Nat Commun ; 10(1): 370, 2019 01 22.
Artigo em Inglês | MEDLINE | ID: mdl-30670694


The production of hydrogen through water splitting using earth-abundant metal catalysts is a promising pathway for converting solar energy into chemical fuels. However, existing approaches for fine stoichiometric control, structural and catalytic modification of materials by appropriate choice of earth abundant elements are either limited or challenging. Here we explore the tuning of redox active immobilised molecular metal-chalcoxide electrocatalysts by controlling the chalcogen or metal stoichiometry and explore critical aspects of the hydrogen evolution reaction (HER). Linear sweep voltammetry (LSV) shows that stoichiometric and structural control leads to the evolution of hydrogen at low overpotential with no catalyst degradation over 1000 cycles. Density functional calculations reveal the effect of the electronic and structural features and confer plausibility to the existence of a unimolecular mechanism in the HER process based on the tested hypotheses. We anticipate these findings to be a starting point for further exploration of molecular catalytic systems.

Materials (Basel) ; 11(5)2018 May 17.
Artigo em Inglês | MEDLINE | ID: mdl-29772834
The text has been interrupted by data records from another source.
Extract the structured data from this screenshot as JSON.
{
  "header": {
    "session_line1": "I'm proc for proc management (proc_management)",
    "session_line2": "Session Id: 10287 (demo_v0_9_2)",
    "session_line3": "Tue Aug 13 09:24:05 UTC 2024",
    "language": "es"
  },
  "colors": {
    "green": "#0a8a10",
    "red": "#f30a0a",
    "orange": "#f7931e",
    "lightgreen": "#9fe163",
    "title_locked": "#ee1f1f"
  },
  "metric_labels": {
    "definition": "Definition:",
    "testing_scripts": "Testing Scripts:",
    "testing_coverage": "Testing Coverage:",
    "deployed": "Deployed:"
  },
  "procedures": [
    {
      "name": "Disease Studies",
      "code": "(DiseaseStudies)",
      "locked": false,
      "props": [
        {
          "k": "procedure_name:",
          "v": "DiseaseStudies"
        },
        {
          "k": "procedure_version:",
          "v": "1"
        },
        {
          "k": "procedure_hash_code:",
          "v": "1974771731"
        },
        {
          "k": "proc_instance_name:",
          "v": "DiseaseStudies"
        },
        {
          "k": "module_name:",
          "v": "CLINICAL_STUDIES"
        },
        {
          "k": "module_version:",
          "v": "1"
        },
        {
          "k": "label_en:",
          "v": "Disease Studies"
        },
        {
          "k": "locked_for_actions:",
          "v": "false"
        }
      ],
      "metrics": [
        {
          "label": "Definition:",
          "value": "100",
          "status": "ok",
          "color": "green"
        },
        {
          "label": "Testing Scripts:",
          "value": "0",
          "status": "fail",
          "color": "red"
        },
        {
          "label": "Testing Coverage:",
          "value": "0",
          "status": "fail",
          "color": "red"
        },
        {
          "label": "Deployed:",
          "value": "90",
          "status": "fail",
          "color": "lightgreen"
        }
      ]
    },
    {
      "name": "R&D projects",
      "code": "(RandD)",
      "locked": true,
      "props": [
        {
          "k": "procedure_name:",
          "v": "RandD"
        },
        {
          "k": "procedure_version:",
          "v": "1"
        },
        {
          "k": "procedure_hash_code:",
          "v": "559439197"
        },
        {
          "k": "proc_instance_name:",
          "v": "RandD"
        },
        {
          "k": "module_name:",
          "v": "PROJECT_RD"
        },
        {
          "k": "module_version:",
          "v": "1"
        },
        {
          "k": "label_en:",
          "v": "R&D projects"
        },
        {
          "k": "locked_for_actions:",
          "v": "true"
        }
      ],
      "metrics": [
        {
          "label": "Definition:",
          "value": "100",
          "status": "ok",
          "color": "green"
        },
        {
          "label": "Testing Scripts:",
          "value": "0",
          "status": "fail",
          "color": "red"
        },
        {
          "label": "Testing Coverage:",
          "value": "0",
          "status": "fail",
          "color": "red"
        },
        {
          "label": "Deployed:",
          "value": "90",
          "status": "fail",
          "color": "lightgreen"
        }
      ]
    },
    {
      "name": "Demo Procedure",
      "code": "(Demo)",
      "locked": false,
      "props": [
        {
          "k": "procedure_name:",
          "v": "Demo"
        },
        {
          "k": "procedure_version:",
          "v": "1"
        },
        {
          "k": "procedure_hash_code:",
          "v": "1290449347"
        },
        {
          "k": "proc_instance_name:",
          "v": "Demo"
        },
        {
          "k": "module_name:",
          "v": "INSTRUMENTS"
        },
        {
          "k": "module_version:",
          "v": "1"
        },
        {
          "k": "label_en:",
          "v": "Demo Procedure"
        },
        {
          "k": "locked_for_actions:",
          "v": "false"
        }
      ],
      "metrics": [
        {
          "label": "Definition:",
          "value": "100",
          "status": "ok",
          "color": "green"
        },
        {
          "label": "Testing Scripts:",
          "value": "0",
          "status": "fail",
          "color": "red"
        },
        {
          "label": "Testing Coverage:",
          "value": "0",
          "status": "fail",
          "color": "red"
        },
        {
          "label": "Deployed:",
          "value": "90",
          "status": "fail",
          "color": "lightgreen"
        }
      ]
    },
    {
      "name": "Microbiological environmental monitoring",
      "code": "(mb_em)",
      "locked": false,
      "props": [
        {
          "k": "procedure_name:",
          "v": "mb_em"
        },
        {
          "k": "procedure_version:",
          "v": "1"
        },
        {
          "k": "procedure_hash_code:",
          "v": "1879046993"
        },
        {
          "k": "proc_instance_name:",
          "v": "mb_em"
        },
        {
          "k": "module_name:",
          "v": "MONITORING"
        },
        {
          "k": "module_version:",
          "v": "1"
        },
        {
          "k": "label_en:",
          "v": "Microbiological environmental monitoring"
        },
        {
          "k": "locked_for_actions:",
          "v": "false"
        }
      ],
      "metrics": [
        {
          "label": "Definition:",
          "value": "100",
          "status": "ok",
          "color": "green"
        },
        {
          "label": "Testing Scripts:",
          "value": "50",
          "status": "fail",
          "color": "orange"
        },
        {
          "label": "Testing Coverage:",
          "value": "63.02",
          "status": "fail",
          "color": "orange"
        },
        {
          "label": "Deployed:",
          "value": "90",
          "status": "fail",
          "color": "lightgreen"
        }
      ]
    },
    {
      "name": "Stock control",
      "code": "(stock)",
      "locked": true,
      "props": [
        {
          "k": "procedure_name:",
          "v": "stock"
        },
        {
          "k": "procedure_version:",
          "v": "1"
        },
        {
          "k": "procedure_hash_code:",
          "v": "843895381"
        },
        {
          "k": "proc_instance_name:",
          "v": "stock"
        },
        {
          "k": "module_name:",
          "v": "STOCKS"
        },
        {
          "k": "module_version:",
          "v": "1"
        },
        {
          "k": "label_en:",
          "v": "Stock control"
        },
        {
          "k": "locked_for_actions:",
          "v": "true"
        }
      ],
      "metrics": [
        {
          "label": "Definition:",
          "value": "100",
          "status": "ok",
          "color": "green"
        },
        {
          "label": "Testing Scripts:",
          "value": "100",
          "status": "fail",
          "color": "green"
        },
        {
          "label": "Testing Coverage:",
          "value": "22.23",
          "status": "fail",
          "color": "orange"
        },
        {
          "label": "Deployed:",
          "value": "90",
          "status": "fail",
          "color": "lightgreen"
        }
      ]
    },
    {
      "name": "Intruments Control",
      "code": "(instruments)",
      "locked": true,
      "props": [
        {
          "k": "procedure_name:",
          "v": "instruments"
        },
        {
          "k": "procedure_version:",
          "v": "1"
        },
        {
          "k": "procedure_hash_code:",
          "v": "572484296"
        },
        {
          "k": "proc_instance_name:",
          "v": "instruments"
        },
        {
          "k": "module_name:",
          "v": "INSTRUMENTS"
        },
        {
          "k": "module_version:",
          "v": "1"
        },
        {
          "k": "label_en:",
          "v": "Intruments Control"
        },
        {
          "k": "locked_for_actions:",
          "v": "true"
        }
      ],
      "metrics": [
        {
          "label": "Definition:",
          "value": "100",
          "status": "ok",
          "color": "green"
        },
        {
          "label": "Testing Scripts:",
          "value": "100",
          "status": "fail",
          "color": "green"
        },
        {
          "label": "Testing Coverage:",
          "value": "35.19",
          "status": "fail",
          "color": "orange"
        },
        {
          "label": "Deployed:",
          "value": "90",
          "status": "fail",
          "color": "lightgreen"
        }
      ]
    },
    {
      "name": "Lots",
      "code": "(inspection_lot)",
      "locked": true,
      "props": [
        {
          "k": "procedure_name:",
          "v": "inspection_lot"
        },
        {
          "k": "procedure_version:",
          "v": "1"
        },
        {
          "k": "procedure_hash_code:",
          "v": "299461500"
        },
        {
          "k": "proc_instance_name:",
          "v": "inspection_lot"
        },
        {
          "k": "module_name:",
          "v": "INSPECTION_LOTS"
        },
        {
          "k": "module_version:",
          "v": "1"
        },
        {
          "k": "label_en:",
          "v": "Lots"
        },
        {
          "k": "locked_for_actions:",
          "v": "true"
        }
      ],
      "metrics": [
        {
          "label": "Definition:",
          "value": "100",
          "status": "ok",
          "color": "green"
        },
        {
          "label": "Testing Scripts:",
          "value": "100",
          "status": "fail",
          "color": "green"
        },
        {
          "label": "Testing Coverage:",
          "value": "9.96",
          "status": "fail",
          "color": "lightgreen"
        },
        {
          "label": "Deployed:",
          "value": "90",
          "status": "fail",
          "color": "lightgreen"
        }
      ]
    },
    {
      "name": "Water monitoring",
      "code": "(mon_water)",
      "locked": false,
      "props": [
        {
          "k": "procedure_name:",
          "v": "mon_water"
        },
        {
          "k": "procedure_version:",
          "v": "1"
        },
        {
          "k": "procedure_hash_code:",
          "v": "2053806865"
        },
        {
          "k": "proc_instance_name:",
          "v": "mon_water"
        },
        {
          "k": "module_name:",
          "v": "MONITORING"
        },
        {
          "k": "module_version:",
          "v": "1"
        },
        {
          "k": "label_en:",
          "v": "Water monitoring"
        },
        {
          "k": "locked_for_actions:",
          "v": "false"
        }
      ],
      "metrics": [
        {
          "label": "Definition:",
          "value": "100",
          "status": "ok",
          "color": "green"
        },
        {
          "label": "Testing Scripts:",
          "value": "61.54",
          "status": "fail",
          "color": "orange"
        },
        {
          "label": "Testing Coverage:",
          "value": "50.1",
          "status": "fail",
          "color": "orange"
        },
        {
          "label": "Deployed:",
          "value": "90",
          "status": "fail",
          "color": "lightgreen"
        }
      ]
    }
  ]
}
A novel method to obtain Al2O3⁻ZrO2 nanocomposites is presented. It consists of the co-precipitation step of boehmite (AlO(OH)) and ZrO2, followed by microwave hydrothermal treatment at 270 °C and 60 MPa, and by calcination at 600 °C. Using this method, we obtained two nanocomposites: Al2O3⁻20 wt % ZrO2 and Al2O3⁻40 wt % ZrO2. Nanocomposites were characterized by Fourier transformed infrared spectroscopy, Raman spectroscopy, X-ray diffraction, and transmission electron microscopy. Sintering behavior and thermal expansion coefficients were investigated during dilatometric tests. The sintering temperatures of the nanocomposites were 1209 °C and 1231 °C, respectively-approximately 100 °C lower than reported for such composites. We attribute the decrease of the sintering temperature to the specific nanostructure obtained using microwave hydrothermal treatment instead of conventional calcination. Microwave hydrothermal treatment resulted in a fine distribution of intermixed highly crystalline nanoparticles of boehmite and zirconia. Such intermixing prevented particle growth, which is a factor reducing sintering temperature. Further, due to reduced grain growth, stability of the θ-Al2O3 phase was extended up to 1200 °C, which enhances the sintering process as well. For the Al2O3⁻20 wt % ZrO2 composition, we observed stability of the zirconia tetragonal phase up to 1400 °C. We associate this stability with the mutual separation of zirconia nanoparticles in the alumina matrix.

Sci Rep ; 8(1): 3342, 2018 02 20.
Artigo em Inglês | MEDLINE | ID: mdl-29463823


We report on optimisation of the environmental stability and high temperature operation of surface transfer doping in hydrogen-terminated diamond using MoO3 and V2O5 surface acceptor layers. In-situ annealing of the hydrogenated diamond surface at 400 °C was found to be crucial to enhance long-term doping stability. High temperature sheet resistance measurements up to 300 °C were performed to examine doping thermal stability. Exposure of MoO3 and V2O5 transfer-doped hydrogen-terminated diamond samples up to a temperature of 300 °C in ambient air showed significant and irreversible loss in surface conductivity. Thermal stability was found to improve dramatically however when similar thermal treatment was performed in vacuum or in ambient air when the oxide layers were encapsulated with a protective layer of hydrogen silsesquioxane (HSQ). Inspection of the films by X-ray diffraction revealed greater crystallisation of the MoO3 layers following thermal treatment in ambient air compared to the V2O5 films which appeared to remain amorphous. These results suggest that proper encapsulation and passivation of these oxide materials as surface acceptor layers on hydrogen-terminated diamond is essential to maximise their environmental and thermal stability.